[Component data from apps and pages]
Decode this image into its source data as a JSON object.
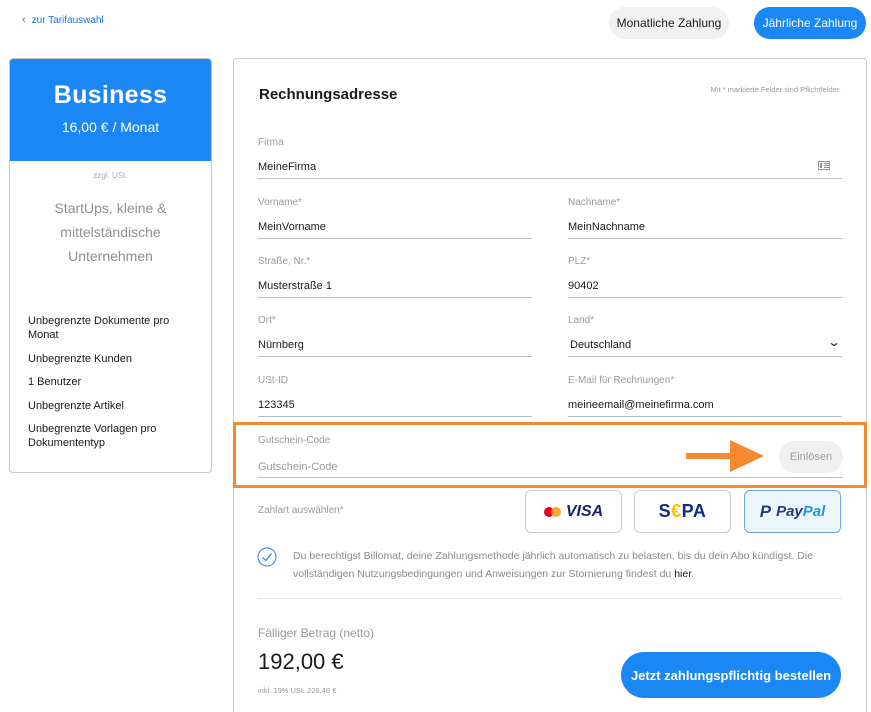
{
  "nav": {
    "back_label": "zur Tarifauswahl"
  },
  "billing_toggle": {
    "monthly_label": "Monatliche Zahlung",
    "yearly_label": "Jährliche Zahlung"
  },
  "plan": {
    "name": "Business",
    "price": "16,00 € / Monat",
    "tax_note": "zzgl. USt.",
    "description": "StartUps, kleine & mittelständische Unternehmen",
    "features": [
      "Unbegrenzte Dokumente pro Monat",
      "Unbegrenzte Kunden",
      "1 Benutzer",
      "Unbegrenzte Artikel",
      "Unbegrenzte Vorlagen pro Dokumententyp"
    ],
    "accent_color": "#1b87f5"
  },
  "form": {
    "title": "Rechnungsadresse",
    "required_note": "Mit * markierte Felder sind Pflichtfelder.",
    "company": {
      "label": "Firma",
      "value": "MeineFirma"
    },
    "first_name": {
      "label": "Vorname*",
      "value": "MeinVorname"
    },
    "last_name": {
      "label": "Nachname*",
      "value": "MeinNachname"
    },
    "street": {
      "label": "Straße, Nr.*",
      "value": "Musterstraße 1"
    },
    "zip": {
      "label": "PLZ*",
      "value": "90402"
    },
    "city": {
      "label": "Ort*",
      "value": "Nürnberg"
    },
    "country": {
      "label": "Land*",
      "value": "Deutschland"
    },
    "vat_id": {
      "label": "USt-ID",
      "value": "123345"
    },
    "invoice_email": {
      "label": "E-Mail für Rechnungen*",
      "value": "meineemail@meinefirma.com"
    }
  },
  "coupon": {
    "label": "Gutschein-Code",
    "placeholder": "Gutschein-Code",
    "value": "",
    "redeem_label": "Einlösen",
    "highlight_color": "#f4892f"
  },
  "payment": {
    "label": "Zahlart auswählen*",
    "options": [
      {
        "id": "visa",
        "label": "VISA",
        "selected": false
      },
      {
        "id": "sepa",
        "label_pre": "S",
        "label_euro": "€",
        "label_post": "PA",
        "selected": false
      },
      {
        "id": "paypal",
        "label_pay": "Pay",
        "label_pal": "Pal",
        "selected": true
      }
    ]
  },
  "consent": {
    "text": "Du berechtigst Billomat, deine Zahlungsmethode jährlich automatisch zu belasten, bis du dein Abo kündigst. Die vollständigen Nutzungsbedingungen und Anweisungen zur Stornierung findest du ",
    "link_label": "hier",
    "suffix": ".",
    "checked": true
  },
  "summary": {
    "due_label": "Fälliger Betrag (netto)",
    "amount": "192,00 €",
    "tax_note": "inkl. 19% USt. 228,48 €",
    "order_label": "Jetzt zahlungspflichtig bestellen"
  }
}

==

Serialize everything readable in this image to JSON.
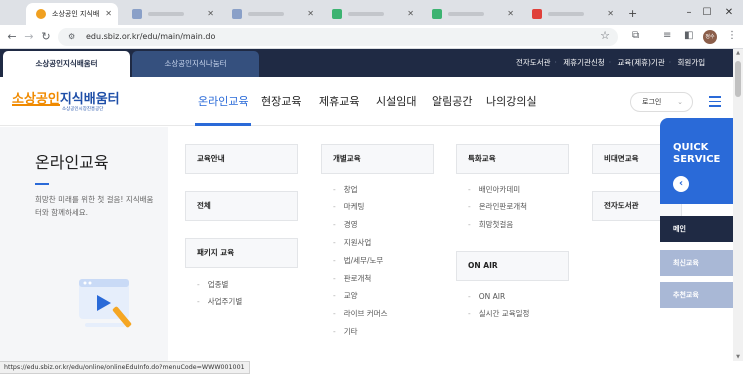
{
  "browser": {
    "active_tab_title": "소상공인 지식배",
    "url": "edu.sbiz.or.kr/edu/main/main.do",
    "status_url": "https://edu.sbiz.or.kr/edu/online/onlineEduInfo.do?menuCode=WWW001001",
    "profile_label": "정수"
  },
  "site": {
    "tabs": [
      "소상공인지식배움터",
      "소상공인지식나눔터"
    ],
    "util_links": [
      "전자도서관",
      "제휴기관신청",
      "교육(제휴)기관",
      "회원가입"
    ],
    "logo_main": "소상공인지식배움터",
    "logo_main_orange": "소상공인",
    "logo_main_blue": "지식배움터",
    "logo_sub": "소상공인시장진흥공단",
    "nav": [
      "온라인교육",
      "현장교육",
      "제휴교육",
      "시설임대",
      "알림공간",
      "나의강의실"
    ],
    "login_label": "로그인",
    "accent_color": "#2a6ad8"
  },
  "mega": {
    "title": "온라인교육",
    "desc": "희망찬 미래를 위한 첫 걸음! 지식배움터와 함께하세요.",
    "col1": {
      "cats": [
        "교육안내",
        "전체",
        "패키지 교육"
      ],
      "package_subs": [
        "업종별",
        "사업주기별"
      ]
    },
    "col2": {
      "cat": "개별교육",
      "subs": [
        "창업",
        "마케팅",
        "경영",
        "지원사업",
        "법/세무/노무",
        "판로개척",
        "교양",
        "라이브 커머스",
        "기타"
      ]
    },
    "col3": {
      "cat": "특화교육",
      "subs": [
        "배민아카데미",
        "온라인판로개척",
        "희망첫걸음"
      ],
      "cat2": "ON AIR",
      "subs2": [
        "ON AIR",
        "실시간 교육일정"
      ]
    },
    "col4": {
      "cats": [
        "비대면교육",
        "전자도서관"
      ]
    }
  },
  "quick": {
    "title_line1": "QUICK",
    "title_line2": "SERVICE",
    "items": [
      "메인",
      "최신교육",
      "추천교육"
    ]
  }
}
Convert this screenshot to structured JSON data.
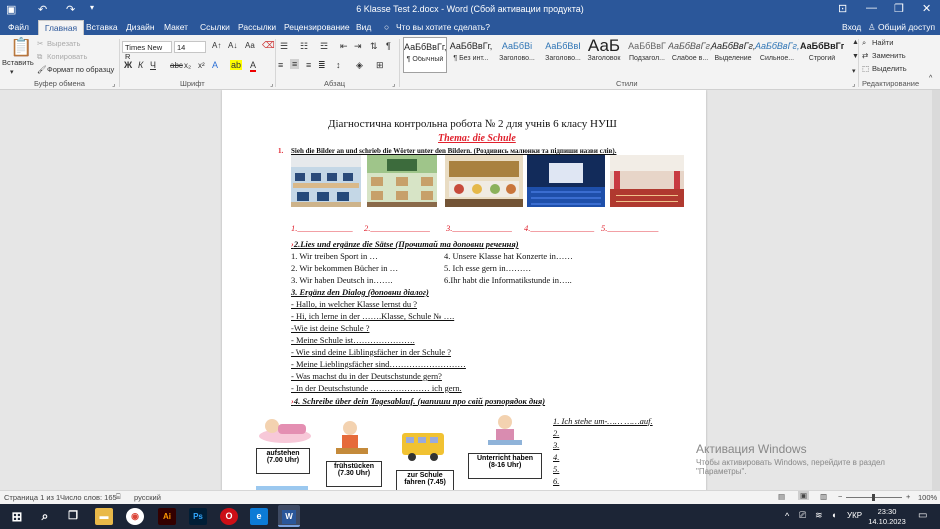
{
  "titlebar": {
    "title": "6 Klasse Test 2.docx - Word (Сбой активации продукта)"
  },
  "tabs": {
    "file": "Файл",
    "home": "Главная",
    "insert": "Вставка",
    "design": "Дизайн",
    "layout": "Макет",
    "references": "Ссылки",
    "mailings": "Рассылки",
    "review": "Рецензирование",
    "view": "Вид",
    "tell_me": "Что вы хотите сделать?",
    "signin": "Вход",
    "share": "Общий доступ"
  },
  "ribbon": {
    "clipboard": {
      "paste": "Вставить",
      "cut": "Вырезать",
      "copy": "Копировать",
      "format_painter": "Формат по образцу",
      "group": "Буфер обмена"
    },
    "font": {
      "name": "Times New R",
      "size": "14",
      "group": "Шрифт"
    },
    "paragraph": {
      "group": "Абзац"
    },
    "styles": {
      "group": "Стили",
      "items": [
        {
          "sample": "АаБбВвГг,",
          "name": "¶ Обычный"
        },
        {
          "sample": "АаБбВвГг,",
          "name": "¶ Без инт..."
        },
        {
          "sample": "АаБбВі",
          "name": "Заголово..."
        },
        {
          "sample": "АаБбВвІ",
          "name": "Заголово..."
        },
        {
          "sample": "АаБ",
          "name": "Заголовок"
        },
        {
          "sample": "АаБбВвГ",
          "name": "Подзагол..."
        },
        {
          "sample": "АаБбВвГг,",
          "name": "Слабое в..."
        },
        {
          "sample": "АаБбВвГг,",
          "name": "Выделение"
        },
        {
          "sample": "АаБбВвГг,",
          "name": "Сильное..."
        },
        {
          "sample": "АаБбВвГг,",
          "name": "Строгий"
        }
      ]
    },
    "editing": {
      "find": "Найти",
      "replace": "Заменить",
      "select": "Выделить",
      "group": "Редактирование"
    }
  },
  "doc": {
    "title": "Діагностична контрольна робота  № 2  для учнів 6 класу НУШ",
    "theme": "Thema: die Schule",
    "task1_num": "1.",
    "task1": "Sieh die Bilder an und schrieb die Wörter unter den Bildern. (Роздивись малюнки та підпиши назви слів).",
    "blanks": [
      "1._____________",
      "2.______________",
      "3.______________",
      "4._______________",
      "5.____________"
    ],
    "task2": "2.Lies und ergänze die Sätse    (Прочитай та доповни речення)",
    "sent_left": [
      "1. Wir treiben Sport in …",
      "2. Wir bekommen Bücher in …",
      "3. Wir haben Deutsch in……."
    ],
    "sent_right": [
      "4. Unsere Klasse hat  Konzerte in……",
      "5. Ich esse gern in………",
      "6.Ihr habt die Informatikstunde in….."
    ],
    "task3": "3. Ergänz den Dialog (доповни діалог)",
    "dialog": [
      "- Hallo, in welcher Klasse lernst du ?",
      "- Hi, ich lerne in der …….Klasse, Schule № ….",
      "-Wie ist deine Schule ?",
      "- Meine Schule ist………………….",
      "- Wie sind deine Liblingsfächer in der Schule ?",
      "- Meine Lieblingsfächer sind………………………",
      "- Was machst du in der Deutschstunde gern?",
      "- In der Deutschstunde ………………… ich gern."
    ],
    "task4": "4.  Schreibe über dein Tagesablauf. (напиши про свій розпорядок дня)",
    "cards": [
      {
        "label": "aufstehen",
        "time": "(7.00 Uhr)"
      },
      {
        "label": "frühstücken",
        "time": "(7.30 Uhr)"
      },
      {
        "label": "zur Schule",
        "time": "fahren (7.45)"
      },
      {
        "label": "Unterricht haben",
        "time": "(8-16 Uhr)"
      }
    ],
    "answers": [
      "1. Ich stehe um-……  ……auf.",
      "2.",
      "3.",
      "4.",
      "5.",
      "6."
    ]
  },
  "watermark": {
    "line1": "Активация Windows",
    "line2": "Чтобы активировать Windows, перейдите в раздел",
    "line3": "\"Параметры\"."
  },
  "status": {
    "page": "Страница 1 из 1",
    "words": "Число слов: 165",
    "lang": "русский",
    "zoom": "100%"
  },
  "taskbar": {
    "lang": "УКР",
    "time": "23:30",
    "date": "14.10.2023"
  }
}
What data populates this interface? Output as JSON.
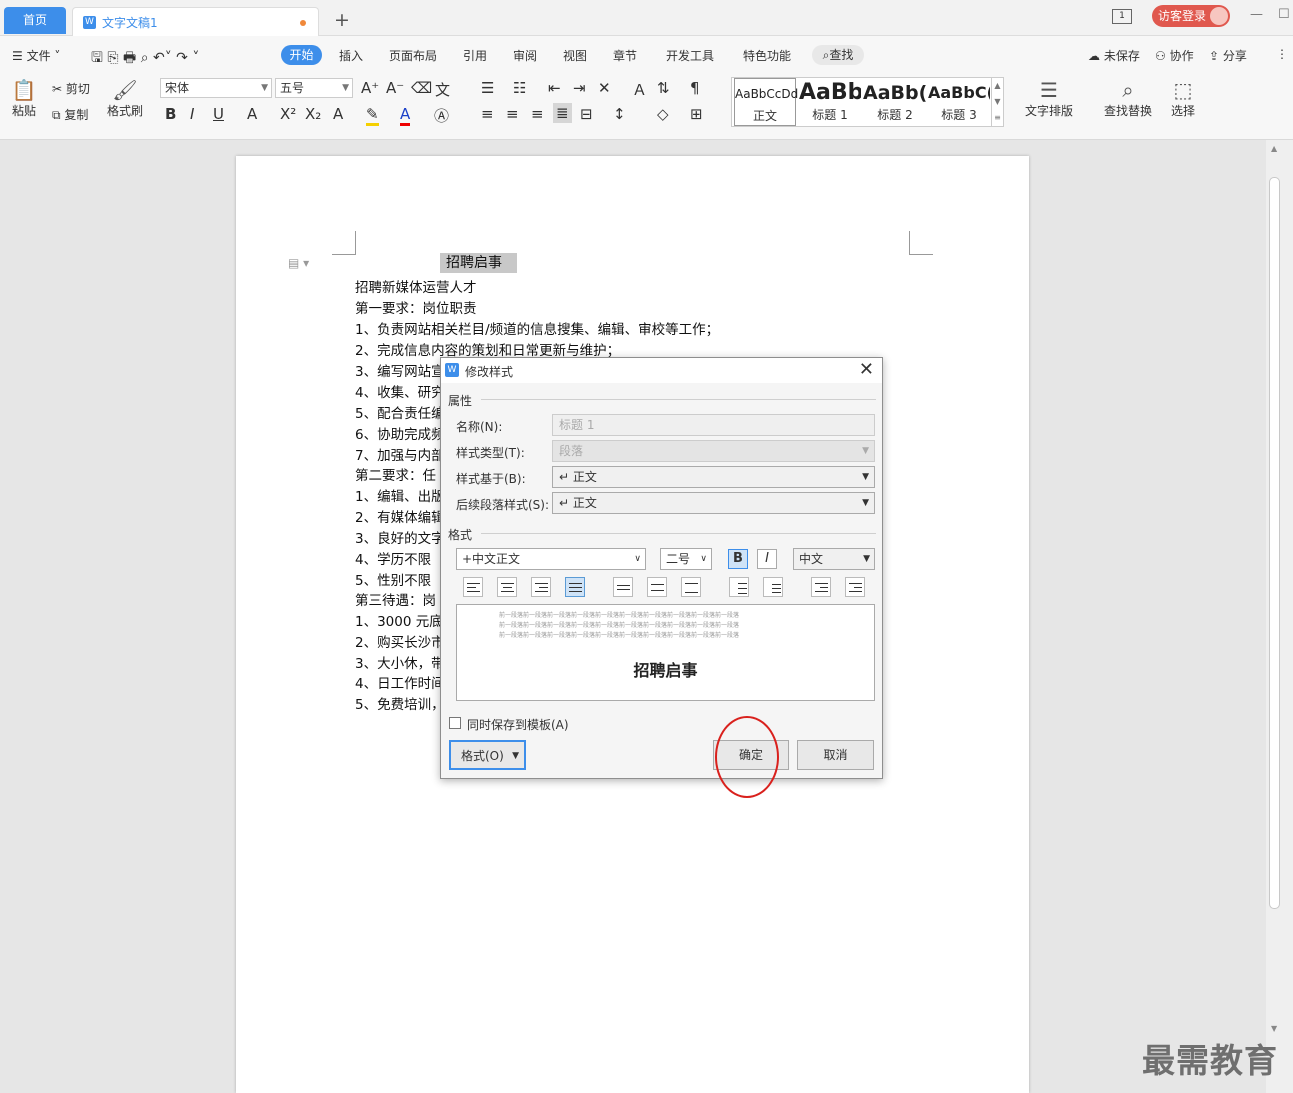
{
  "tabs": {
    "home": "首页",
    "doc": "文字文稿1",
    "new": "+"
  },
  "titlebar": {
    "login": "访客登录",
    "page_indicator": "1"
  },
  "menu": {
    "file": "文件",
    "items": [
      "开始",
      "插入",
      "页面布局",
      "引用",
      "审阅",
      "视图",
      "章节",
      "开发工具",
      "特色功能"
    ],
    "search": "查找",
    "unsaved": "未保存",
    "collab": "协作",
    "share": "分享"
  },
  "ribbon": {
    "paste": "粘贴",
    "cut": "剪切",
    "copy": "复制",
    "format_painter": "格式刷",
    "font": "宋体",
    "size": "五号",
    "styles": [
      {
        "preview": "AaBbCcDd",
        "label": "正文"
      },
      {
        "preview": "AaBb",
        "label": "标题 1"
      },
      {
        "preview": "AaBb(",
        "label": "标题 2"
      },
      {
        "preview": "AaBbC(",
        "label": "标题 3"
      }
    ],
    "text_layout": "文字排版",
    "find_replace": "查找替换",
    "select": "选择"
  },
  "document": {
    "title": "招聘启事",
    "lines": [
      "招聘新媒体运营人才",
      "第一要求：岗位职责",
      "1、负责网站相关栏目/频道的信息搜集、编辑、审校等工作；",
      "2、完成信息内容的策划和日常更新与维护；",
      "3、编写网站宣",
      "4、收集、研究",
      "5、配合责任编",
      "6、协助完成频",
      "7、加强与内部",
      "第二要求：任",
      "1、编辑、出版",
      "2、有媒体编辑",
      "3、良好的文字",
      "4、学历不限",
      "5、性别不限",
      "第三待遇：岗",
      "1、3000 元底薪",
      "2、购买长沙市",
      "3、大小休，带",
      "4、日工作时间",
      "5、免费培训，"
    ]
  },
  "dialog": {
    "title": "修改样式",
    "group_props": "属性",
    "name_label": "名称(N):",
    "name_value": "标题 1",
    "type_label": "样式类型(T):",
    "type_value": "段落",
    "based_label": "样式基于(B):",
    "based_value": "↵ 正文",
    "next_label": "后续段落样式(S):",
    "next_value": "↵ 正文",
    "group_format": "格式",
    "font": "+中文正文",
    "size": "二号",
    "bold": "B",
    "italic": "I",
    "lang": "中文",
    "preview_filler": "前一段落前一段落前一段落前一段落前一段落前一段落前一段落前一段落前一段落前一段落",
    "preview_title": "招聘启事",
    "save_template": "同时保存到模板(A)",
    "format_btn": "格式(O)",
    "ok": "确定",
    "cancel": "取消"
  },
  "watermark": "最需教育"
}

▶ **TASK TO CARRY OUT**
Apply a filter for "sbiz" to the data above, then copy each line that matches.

▶ **REPLY**
    "url": "edu.sbiz.or.kr/edu/main/main.do",
    "status_url": "https://edu.sbiz.or.kr/edu/online/onlineEduInfo.do?menuCode=WWW001001",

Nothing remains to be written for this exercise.